Therefore, it's likely that handing him the reigns over say...Chris Robshaw, would cause a bit of a stink......as much of a stink as say the bubbling geysers and mud pools of his home town; Rotorua - nicknamed 'Sulphur City'.
His fiery character is obviously a positive for Lancaster though, so he should not be discounted as a contender. Hartley crucially is also maturing and with 3 years of captaincy at the Saints under his belt and three more years until RWC 2015, there is time to grow into the role at International level.
When Robshaw became injured during England's tour of South Africa in June, Hartley captained the side for the third and final test. His more visceral approach to the captaincy seemed to work a treat too, as England secured a 14-all draw in Port Elizabeth.
That ability to lift the troops after a long, tough season, with only pride left to play for should not be underestimated. It certainly left an imprint on the mind of his coach, Stuart Lancaster. The match was a dead rubber though, so one should remember that the Springboks perhaps weren't as mentally focused as the previous two tests.
His selection as captain would be a huge risk too, as there is always the possibility that it could eventually turn sour, such was the case with English cricket's South African import, Kevin Pietersen.
Would he command the same 'mana' as Robshaw in the dressing room? It would be a step into the unknown.
Following a fine debut season with the Northampton Saints in 2011, where he was awarded the crown of Aviva Premiership 'Player of the Season', Wood was called up to the Elite England squad, starting every game of their successful 6 Nations campaign that year.
He made an immediate impression on then Head Coach, Martin Johnson, who was struck by his no-nonsense, down to earth, unflustered persona. Apparantly, Wood reminded Johnson of himself!
It's not surprising when one considers that the back-rower jetted over to New Zealand to play semi-pro rugby for North Otago in his youth, rather than stagnating in age grade rugby at home; an experience very comparable to Martin Johnson's famous time with King Country in the North Island.
The backrower's chances have been cruelly thwarted by a run of niggling injuries since his initial breakthrough though. Regarded as the man to take over when Lewis Moody was injured, Wood again suffered the injury curse.
Perhaps now is the time for the Northampton Saint flanker though. His ability as a natural Seven could seal Lancaster's stamp of approval too.

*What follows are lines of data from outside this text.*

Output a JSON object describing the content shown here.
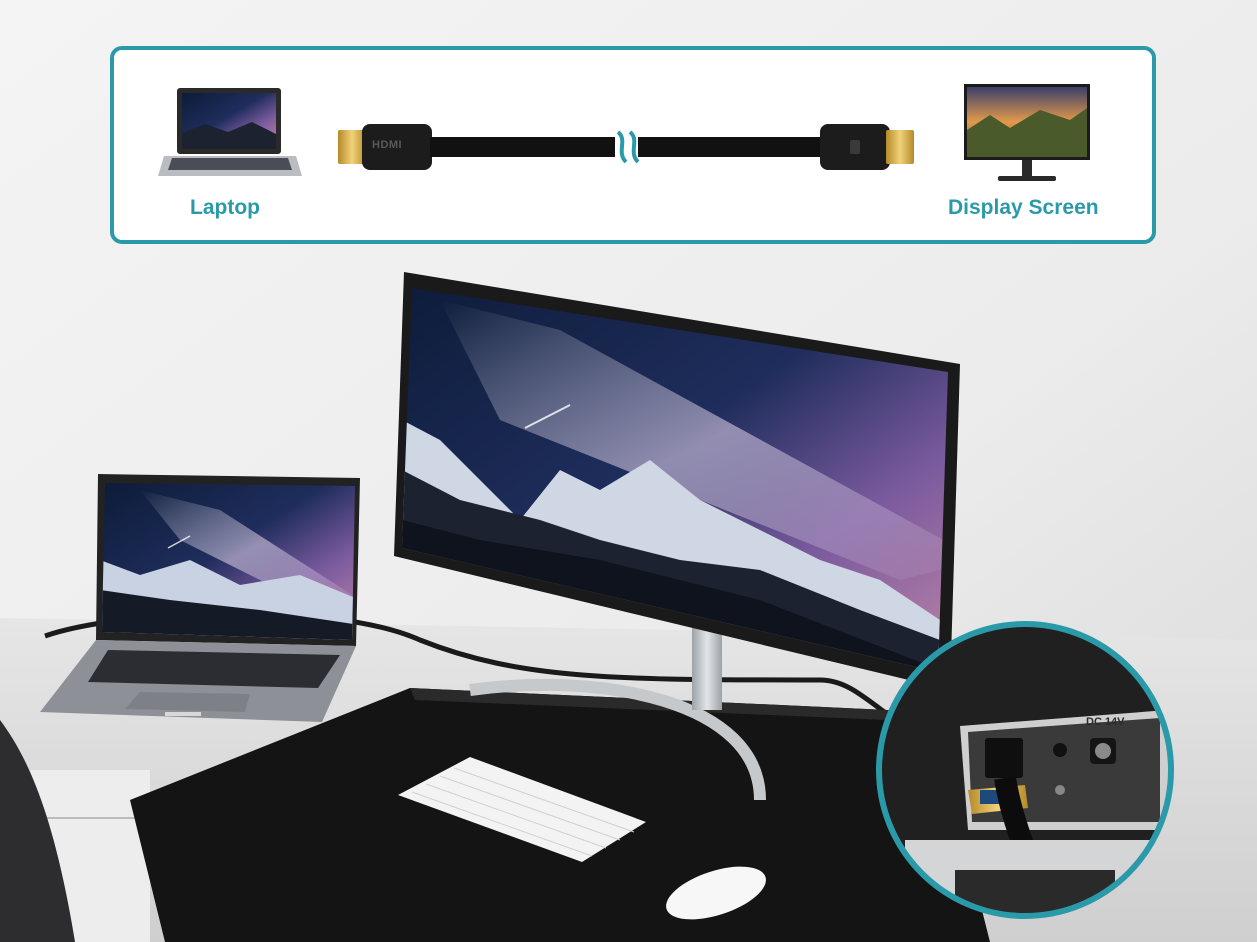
{
  "diagram": {
    "source_label": "Laptop",
    "target_label": "Display Screen",
    "connector_brand": "HDMI",
    "accent_color": "#2a9aa9"
  },
  "closeup": {
    "power_port_label": "DC 14V"
  },
  "scene": {
    "objects": [
      "laptop",
      "ultrawide-monitor",
      "keyboard",
      "mouse",
      "desk-mat",
      "hdmi-cable"
    ]
  }
}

Instrumental prior to his injury, he could be about to take on some added responsibility.
Is it too early though?
What do you think of Lancaster's failure to endorse Robshaw's captaincy?
Would you like to see Hartley or Wood take over?